• _TASK BRIEF_
Pictures aside, repeat every entry exactly.
↓↓↓
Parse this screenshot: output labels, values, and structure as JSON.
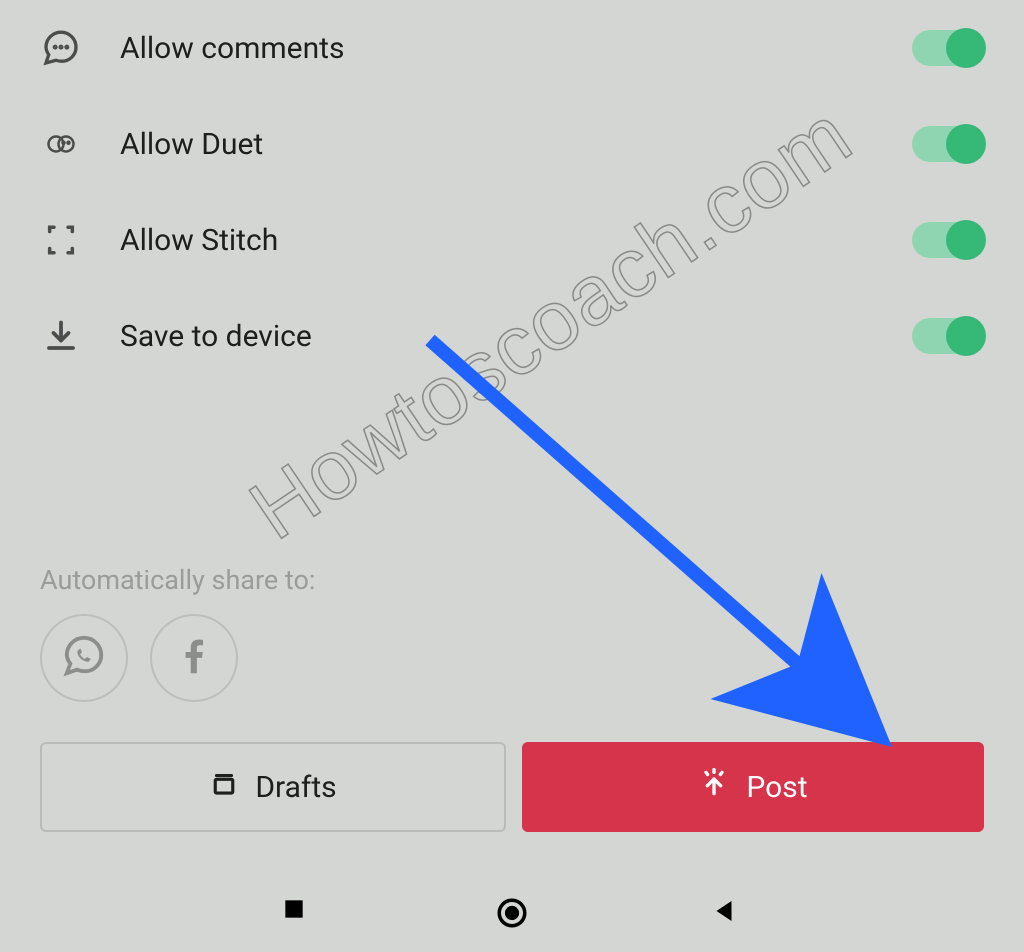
{
  "settings": [
    {
      "key": "allow-comments",
      "label": "Allow comments",
      "on": true
    },
    {
      "key": "allow-duet",
      "label": "Allow Duet",
      "on": true
    },
    {
      "key": "allow-stitch",
      "label": "Allow Stitch",
      "on": true
    },
    {
      "key": "save-to-device",
      "label": "Save to device",
      "on": true
    }
  ],
  "share": {
    "heading": "Automatically share to:",
    "targets": [
      "whatsapp",
      "facebook"
    ]
  },
  "buttons": {
    "drafts": "Drafts",
    "post": "Post"
  },
  "watermark": "Howtoscoach.com",
  "colors": {
    "toggle_track": "#90d5b1",
    "toggle_knob": "#36b877",
    "post_button": "#d6344a",
    "arrow": "#1f62ff"
  }
}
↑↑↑
• _ANSWER TO THIS TASK_
Parse this screenshot: output labels, values, and structure as JSON.
{
  "settings": [
    {
      "key": "allow-comments",
      "label": "Allow comments",
      "on": true
    },
    {
      "key": "allow-duet",
      "label": "Allow Duet",
      "on": true
    },
    {
      "key": "allow-stitch",
      "label": "Allow Stitch",
      "on": true
    },
    {
      "key": "save-to-device",
      "label": "Save to device",
      "on": true
    }
  ],
  "share": {
    "heading": "Automatically share to:",
    "targets": [
      "whatsapp",
      "facebook"
    ]
  },
  "buttons": {
    "drafts": "Drafts",
    "post": "Post"
  },
  "watermark": "Howtoscoach.com",
  "colors": {
    "toggle_track": "#90d5b1",
    "toggle_knob": "#36b877",
    "post_button": "#d6344a",
    "arrow": "#1f62ff"
  }
}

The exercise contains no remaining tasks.